No doubt was this good news for America. And perhaps it showed a positive outlook by management. It could have been a goodwill move as many analysts believe, in order to preserve its market under the Obama Administration. Maybe the move was even made on some sort of government wink and nod.

Who cares why?

The important fact relies in the result. In a time where CEOs are chastised day in and day out for moving hard working American jobs abroad to save a buck. In his book Supercapitalism, Robert Reich discusses an era not so long ago where CEOs of major companies served as “corporate statesman” who believed they had the public responsibility of an elected official.

The economy was dominated by small oligopolies, Westinghouse and GE or GM, Chrysler, and Ford (NYSE:F) each led by these “corporate statesmen”. Competition among the firms was less fierce, highly predictable, and highly profitable. As workers demanded higher wages across industries the CEOs were able to accommodate them and still provide investors fair returns.

CEOs Under Pressure

As information became more abundant and capital movement became cheaper and faster investors paid more attention to returns and realized that they could hold CEOs strictly responsible for stock performance. Since payroll is one of the biggest expenses at most companies, CEOs found the most savings cutting jobs and moving jobs abroad.

Reich claims that most individuals are "of two minds" with the citizen battling with the investor/consumer.
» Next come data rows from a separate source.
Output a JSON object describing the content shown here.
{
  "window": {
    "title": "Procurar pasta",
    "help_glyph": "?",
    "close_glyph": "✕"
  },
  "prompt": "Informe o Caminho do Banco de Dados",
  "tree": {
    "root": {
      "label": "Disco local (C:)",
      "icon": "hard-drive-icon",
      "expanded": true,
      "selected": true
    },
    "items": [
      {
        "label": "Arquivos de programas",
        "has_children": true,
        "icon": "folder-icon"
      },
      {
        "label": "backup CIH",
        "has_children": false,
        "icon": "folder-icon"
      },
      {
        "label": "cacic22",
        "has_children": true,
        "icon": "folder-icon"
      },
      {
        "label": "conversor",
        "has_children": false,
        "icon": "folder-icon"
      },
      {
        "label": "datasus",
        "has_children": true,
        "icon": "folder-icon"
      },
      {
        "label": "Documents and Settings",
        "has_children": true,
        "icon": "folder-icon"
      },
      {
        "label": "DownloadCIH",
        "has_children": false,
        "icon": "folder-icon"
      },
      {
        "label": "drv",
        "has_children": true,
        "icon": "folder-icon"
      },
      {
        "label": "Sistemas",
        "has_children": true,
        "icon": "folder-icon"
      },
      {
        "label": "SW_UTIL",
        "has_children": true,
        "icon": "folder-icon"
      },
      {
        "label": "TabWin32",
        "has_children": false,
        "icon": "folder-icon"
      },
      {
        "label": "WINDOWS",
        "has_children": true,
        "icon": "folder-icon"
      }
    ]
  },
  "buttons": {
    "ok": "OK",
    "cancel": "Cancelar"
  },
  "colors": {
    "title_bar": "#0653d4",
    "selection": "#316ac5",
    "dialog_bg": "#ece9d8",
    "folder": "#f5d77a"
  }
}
On one side we want the well being of our fellow man while on the other side we desire low prices and high returns. The CEO of SLM, Albert Lord stated that it was about bringing jobs back to the US, and despite plausible alternative explanations, I'd like to believe he's sincere in his statement.

Regardless of the reason, SLM has taken one small step in reversing the trend. The fact that the stock price did not take a beating yesterday is uplifting. Despite speculation of another motive, in a time of cost cutting and mounting job losses maybe a sense of corporate statesmanship can be revived.

Disclosure: Author is long GE and holds no position in any of the other companies mentioned in this article.

Source: A Little Optimism for Sallie Mae